The real question is why should retail businesses care about blockchain, when many of its benefits are technically complex and seem to be far away? Because the average consumer is changing– quickly. Expectations surrounding delivery time and transparency, sourcing and authenticity are quickly shifting. And while new tech like artificial intelligence will ultimately help retailers deliver on those expectations, blockchain will likely play a big role too, particularly in mobile payment, supply chain, and finance applications.
- Increasing transparency and consumer confidence
The vast majority of consumers do not care how blockchain works, but they do have very defined expectations and values when it comes to purchasing goods. They care that an organic tomato actually came from California and that their engagement diamond is conflict free. Of course, they have higher-stakes concerns too, like confidence that their food and medicine have been safely produced and handled.
Historically, consumers have had to trust third parties, many of them motivated by profit, that their product is produced a certain way or comes from a particular place. Blockchain changes that with its single source of truth. If all of a product’s suppliers are part of a blockchain, retailers and their customers could potentially track a single product — from raw materials on the other side of the world, through every stage of production and delivery.
Consumers might access that information and get the assurances they need, for example, by scanning a QR code in store and receiving transparent information instantly. Sound like something to expect in 20 years?

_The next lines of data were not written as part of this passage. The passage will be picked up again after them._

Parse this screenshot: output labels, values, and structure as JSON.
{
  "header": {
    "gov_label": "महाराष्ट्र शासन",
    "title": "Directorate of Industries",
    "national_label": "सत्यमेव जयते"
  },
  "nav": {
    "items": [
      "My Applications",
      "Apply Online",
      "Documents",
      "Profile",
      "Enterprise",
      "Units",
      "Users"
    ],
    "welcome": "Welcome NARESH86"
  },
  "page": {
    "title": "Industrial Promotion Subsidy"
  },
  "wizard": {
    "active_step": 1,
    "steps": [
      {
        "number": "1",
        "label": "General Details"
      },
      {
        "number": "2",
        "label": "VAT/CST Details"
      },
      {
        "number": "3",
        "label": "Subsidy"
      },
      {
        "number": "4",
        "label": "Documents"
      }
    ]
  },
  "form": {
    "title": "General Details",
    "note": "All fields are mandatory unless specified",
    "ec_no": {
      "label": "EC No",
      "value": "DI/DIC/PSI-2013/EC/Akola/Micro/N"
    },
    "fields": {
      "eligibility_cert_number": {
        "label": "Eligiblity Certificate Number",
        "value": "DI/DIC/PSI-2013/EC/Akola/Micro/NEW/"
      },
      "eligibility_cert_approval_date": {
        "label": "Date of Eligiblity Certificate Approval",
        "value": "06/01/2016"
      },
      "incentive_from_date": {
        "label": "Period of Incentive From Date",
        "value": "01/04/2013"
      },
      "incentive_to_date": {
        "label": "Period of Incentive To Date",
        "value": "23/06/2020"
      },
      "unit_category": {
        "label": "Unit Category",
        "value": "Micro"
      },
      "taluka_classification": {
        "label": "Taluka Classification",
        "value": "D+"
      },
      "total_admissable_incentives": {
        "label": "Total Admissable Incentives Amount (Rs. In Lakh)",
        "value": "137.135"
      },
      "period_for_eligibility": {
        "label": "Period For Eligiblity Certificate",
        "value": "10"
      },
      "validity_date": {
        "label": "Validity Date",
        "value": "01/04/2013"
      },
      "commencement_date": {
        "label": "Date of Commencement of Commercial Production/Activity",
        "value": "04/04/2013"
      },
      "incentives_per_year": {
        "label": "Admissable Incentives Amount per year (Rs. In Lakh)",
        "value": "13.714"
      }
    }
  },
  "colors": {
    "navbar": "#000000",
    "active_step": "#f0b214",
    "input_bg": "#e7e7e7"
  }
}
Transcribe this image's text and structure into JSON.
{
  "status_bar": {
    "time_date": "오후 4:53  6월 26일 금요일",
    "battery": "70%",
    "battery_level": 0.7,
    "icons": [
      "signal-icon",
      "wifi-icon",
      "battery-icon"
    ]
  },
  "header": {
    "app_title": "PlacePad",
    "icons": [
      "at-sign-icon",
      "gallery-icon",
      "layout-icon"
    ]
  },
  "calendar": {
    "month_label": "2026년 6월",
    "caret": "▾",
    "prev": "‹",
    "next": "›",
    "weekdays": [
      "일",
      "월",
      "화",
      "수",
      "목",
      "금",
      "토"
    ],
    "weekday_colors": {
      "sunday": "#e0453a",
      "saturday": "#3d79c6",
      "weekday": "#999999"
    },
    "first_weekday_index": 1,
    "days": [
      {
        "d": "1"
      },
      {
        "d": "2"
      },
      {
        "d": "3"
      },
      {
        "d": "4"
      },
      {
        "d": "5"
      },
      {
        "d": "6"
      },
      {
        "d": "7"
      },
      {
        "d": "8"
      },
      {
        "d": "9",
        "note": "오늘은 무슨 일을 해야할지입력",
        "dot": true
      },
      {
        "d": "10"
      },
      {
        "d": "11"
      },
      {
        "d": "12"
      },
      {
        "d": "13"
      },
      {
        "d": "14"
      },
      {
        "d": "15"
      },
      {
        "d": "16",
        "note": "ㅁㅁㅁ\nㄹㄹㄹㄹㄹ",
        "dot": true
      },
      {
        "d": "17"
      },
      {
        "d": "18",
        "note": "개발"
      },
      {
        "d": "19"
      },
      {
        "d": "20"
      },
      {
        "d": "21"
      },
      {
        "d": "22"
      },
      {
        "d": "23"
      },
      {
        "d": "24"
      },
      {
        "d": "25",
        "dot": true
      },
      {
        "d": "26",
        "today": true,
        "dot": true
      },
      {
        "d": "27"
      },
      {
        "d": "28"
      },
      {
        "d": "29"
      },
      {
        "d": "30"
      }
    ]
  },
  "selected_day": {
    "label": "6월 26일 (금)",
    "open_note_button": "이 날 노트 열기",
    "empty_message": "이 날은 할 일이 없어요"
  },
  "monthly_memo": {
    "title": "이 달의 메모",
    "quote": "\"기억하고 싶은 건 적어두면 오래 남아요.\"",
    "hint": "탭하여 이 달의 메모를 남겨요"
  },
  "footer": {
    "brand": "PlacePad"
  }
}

It’s actually happening in China now at Alibaba and JD stores.
In some parts of the world this kind of transparency is very valuable. Further it props up security and safety measures much needed in a global marketplace faced with heightened consumer pressures.
- Guaranteeing authenticity and reducing counterfeits
Related to transparency, businesses with global supply chains (which is basically all retailers now), will be more accountable that goods are exactly what they claim to be. That power not only helps primary markets and secondary resale markets in products like luxury goods, but it also means a lot for product safety.
Take for example a pervasive problem you may know little about, depending on where you live: counterfeit spirits. In parts of Eastern Europe and China for example, the black market for alcohol has exploded. Brown-Forman, the company that makes Jack Daniel’s, estimates that around 30 percent of all alcohol in China is fake. The European Union Intellectual Property Office (EUIPO) estimates counterfeit alcohol costs the EU member states an estimated 1.2 billion Euros a year. While resale of the actual bottles is a significant and more difficult to mitigate concern, blockchain could play a large role in tracking a spirit or an over-the-counter medication’s origin which is literally a life-saving application.
- Speeding up delivery and smoothing logistics
In general no consumer appreciates– but every retailer is painfully aware– how unbelievably complex and challenging it is to get delivery right whether it’s from manufacturer to a retailer or straight to a consumer’s door. Disputes between parties along the supply chain, communication, administrative management and tracking all present challenges. These disputes are often difficult and pricey to resolve since they involve incompatible systems, poor data entry and more or less a game of telephone. AI, autonomous fleets, and other new tech can alleviate some of the pain, but blockchain – a single ledger of undisputable data and history– could make transportation and logistics more efficient, streamlined and reliable. That offers endless positive effects for retailers and consumers alike.
Now, the hard part
Of course, blockchain will face real challenges before businesses and consumers can reap the benefits. Ironically, for a technology that can foster trust among retailers, consumers and others along the supply chain, there are some trust-related challenges holding it back, such as getting supply chain partners (and even competitors) to work with one another.
But there’s no doubt: blockchain will make businesses smarter and more efficient. Retailers who learn how to integrate it into their business will be able to better deliver on the customer experience.